Six more weeks in quarantine. I’m not going to get through this.
The first weekend of Shelter-in-Place felt like a deep, two-day sigh of relief. The normal rhythm of urgency died down to a quiet pulse, and it hit me: I finally have the bandwidth to finish sewing curtains for the living room.
I started the process of measuring, ironing and pinning. It felt good to accomplish a discreet, tangible goal. Three hours later I was fed-up. I wanted to be done.
That’s exactly how I feel about quarantine. I want it to be over.
Quarantine threw my goals into an open blender and splattered them across my kitchen ceiling. Staring down four more weeks in isolation – and who knows what at the end of April – I’m digging into the ‘why’ underlying my goals and identifying What is the right thing to do, right now?
At first, pivoting on my goals felt overwhelming – like I was letting myself down. In week one, I planned day by day. By week two, I found new goal inspiration left and right. Week three, I pushed myself to be more productive than ever. But new routines at home have also brought clarity to the underlying reasons for some goals, sparking new insights for moving forward.
Below are two questions to reframe and pivot your goals:
1. What are your life roles?
On the cusp of spring, now is a great time for a bird’s eye view of your primary roles and responsibilities. Bonus points if you can use fun descriptions for each area of your life.

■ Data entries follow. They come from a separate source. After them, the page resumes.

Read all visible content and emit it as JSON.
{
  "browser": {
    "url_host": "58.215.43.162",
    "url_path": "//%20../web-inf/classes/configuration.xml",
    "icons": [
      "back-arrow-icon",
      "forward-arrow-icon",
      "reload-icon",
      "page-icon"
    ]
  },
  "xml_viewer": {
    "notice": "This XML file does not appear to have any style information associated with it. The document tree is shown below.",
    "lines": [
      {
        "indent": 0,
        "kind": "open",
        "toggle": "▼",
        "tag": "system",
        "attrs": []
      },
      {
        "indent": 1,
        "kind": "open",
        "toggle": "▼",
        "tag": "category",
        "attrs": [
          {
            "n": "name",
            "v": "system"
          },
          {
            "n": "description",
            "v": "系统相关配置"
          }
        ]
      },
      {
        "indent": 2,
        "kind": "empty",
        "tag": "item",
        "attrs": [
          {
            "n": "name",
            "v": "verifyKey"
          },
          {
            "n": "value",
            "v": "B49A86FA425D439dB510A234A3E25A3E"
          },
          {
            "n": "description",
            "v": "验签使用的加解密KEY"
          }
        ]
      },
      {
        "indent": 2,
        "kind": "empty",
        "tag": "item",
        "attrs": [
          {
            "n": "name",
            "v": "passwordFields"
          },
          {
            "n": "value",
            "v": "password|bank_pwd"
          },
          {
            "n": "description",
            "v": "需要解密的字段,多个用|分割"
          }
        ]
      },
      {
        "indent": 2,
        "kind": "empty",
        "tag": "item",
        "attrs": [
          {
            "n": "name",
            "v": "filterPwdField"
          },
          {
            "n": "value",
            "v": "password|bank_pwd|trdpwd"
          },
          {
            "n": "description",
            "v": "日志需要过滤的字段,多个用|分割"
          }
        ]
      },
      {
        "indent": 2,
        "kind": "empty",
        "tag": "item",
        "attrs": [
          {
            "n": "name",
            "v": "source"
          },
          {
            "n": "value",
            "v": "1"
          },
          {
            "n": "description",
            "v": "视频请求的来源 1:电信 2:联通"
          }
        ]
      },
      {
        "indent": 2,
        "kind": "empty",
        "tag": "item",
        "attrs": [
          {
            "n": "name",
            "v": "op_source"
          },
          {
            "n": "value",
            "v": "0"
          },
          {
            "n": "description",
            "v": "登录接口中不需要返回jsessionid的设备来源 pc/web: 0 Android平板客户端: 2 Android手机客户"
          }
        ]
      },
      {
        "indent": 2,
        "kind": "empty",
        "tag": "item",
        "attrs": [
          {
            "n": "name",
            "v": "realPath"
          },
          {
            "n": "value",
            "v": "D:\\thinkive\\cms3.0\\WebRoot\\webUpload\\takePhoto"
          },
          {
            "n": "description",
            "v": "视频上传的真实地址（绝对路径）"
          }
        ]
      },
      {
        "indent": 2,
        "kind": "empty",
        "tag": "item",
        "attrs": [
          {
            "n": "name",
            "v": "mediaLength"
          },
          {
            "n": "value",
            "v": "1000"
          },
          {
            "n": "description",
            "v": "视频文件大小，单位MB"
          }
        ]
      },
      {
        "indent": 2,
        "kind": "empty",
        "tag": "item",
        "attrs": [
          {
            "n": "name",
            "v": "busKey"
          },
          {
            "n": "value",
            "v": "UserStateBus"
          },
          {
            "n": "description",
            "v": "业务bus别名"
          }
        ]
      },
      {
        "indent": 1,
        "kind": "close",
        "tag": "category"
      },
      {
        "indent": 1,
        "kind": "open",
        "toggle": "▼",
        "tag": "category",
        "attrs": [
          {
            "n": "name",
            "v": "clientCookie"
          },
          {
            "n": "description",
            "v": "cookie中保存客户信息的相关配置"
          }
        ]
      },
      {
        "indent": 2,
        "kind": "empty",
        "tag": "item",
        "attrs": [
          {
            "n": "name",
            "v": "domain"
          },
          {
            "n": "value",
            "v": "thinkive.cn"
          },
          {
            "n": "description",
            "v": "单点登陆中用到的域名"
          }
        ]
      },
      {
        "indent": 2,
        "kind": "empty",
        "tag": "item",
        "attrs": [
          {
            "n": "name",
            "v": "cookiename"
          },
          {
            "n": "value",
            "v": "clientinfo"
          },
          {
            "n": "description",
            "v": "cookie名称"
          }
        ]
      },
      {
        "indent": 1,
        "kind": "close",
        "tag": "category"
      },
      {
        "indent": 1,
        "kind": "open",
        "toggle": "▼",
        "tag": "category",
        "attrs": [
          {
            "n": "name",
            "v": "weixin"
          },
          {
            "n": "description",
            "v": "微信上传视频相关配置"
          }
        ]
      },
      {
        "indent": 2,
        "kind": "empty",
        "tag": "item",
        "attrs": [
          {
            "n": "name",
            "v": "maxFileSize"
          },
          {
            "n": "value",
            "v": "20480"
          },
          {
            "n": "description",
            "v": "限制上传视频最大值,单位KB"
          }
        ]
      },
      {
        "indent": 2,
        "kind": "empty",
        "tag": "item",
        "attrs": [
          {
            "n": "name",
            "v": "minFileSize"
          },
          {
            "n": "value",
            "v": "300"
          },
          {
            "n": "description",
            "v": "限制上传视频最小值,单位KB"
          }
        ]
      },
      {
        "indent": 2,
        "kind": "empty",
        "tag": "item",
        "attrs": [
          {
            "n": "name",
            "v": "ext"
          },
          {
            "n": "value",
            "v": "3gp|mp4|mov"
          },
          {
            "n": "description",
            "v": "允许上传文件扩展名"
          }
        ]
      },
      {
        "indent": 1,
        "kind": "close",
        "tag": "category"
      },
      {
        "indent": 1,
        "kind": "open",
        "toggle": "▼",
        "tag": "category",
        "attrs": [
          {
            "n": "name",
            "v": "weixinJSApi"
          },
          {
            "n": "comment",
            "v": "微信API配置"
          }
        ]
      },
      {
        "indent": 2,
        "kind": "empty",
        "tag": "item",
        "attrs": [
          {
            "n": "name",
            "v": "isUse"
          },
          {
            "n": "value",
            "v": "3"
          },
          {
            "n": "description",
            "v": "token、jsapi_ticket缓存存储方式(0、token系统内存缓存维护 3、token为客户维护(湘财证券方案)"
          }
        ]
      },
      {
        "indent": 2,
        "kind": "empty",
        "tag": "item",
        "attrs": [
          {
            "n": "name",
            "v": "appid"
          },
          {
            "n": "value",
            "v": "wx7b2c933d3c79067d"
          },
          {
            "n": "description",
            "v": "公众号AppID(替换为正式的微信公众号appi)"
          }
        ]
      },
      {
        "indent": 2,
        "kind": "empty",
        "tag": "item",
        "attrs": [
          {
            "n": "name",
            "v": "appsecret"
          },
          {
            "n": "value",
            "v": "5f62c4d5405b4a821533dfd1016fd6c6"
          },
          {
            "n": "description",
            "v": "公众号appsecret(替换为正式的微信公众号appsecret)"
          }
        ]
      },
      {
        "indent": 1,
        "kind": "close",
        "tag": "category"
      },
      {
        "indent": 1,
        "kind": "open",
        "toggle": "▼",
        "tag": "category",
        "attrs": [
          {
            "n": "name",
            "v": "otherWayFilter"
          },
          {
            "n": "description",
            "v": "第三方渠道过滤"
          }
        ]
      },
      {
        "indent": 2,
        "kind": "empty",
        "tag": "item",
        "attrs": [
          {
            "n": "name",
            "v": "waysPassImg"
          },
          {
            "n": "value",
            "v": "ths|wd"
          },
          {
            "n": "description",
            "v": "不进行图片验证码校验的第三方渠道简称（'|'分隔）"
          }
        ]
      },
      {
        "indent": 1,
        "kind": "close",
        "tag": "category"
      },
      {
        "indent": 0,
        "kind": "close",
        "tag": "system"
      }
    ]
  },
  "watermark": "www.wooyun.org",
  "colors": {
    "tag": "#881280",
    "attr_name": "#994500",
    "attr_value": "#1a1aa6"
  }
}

Some of mine include…
- Adventurer-in-Chief (Creating innovative, fun experiences for family and friends)
- Community Connector (Reaching out to family, friends, people from church, the homeless and sharing stories on the blog)
- Rambunctious Researcher (Leaping and bounding forward on research projects that can be done well remotely)
- Audacious Learner (New acquiring and refining personal and professional skills)
- Bodacious biohacker (Refusing to count calories or weight on the scale, while focusing on healthy habits)
The chief task in life is simply this: to identify and separate matters so that I can say clearly to myself which are externals not under my control, and which have to do with the choices I actually control.Epictetus
2. What can you control, and what is out of your control?
Think about your life roles for just a minute or two – is there something that would be particularly life-giving for the next month? If one of your big goals is on pause, look at the other roles in your life. Maybe there’s a dormant goals that would be perfect for this month.
Here’s a personal example: One of my goals for spring 2020 was to host more dinner parties. That goal is no longer in my control! Tabling that idea, my partner and I have had a boatload of fun taking on home-making projects. The next time we host a party, we’ll have more creative, serene and uplifting aesthetics to share.
With more autonomy over your schedule, you may feel more driven than you have in a long time. There’s no excuse, right? It’s tempting to have sky-high expectations for a super-productive month.
Time is our most precious asset. Let’s spend it on the goals we can control and focus on the right priority, for right now.
Focus on what matters – avoid taking on too much.